_TASK TO CARRY OUT_
Could you output every record again, exactly as given?

_RECORD SET_
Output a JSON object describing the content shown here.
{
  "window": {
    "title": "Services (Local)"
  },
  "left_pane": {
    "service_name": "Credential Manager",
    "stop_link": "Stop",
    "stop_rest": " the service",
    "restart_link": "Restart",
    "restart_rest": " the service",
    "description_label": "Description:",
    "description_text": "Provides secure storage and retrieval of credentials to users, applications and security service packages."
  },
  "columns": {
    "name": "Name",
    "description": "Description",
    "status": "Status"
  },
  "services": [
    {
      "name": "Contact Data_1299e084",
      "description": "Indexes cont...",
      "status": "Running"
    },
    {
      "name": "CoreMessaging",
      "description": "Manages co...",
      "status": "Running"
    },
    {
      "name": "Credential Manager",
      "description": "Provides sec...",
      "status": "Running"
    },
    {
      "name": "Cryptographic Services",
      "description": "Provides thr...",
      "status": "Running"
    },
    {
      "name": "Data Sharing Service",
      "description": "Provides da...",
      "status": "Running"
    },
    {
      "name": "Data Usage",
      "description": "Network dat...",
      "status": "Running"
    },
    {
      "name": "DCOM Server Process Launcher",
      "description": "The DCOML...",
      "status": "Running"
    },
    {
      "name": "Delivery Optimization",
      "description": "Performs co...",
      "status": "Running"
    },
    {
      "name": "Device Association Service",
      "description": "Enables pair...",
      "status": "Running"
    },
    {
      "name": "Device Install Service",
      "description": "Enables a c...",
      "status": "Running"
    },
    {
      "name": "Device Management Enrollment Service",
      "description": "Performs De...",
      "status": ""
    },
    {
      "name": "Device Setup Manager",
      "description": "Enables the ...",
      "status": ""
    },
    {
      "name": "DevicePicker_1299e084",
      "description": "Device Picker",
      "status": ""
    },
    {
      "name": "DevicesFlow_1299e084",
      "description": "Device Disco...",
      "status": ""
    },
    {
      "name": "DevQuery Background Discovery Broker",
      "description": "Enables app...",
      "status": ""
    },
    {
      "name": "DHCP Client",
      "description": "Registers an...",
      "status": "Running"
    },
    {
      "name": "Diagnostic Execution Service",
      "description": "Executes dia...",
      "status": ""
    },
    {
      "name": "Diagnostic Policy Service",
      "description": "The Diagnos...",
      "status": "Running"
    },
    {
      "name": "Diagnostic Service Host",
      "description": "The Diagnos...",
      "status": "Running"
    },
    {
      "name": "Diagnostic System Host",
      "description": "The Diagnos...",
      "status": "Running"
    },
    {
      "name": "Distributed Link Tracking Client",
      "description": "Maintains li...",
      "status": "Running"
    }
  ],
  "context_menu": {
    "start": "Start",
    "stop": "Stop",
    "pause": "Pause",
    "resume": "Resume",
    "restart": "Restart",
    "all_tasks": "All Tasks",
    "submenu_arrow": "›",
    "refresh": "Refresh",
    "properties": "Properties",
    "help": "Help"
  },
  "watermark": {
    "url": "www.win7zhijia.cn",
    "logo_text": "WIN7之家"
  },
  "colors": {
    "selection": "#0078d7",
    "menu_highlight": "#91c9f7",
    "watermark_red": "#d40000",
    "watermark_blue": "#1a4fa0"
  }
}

_RESPONSE TO THIS TASK_
Output a JSON object describing the content shown here.
{
  "window": {
    "title": "Services (Local)"
  },
  "left_pane": {
    "service_name": "Credential Manager",
    "stop_link": "Stop",
    "stop_rest": " the service",
    "restart_link": "Restart",
    "restart_rest": " the service",
    "description_label": "Description:",
    "description_text": "Provides secure storage and retrieval of credentials to users, applications and security service packages."
  },
  "columns": {
    "name": "Name",
    "description": "Description",
    "status": "Status"
  },
  "services": [
    {
      "name": "Contact Data_1299e084",
      "description": "Indexes cont...",
      "status": "Running"
    },
    {
      "name": "CoreMessaging",
      "description": "Manages co...",
      "status": "Running"
    },
    {
      "name": "Credential Manager",
      "description": "Provides sec...",
      "status": "Running"
    },
    {
      "name": "Cryptographic Services",
      "description": "Provides thr...",
      "status": "Running"
    },
    {
      "name": "Data Sharing Service",
      "description": "Provides da...",
      "status": "Running"
    },
    {
      "name": "Data Usage",
      "description": "Network dat...",
      "status": "Running"
    },
    {
      "name": "DCOM Server Process Launcher",
      "description": "The DCOML...",
      "status": "Running"
    },
    {
      "name": "Delivery Optimization",
      "description": "Performs co...",
      "status": "Running"
    },
    {
      "name": "Device Association Service",
      "description": "Enables pair...",
      "status": "Running"
    },
    {
      "name": "Device Install Service",
      "description": "Enables a c...",
      "status": "Running"
    },
    {
      "name": "Device Management Enrollment Service",
      "description": "Performs De...",
      "status": ""
    },
    {
      "name": "Device Setup Manager",
      "description": "Enables the ...",
      "status": ""
    },
    {
      "name": "DevicePicker_1299e084",
      "description": "Device Picker",
      "status": ""
    },
    {
      "name": "DevicesFlow_1299e084",
      "description": "Device Disco...",
      "status": ""
    },
    {
      "name": "DevQuery Background Discovery Broker",
      "description": "Enables app...",
      "status": ""
    },
    {
      "name": "DHCP Client",
      "description": "Registers an...",
      "status": "Running"
    },
    {
      "name": "Diagnostic Execution Service",
      "description": "Executes dia...",
      "status": ""
    },
    {
      "name": "Diagnostic Policy Service",
      "description": "The Diagnos...",
      "status": "Running"
    },
    {
      "name": "Diagnostic Service Host",
      "description": "The Diagnos...",
      "status": "Running"
    },
    {
      "name": "Diagnostic System Host",
      "description": "The Diagnos...",
      "status": "Running"
    },
    {
      "name": "Distributed Link Tracking Client",
      "description": "Maintains li...",
      "status": "Running"
    }
  ],
  "context_menu": {
    "start": "Start",
    "stop": "Stop",
    "pause": "Pause",
    "resume": "Resume",
    "restart": "Restart",
    "all_tasks": "All Tasks",
    "submenu_arrow": "›",
    "refresh": "Refresh",
    "properties": "Properties",
    "help": "Help"
  },
  "watermark": {
    "url": "www.win7zhijia.cn",
    "logo_text": "WIN7之家"
  },
  "colors": {
    "selection": "#0078d7",
    "menu_highlight": "#91c9f7",
    "watermark_red": "#d40000",
    "watermark_blue": "#1a4fa0"
  }
}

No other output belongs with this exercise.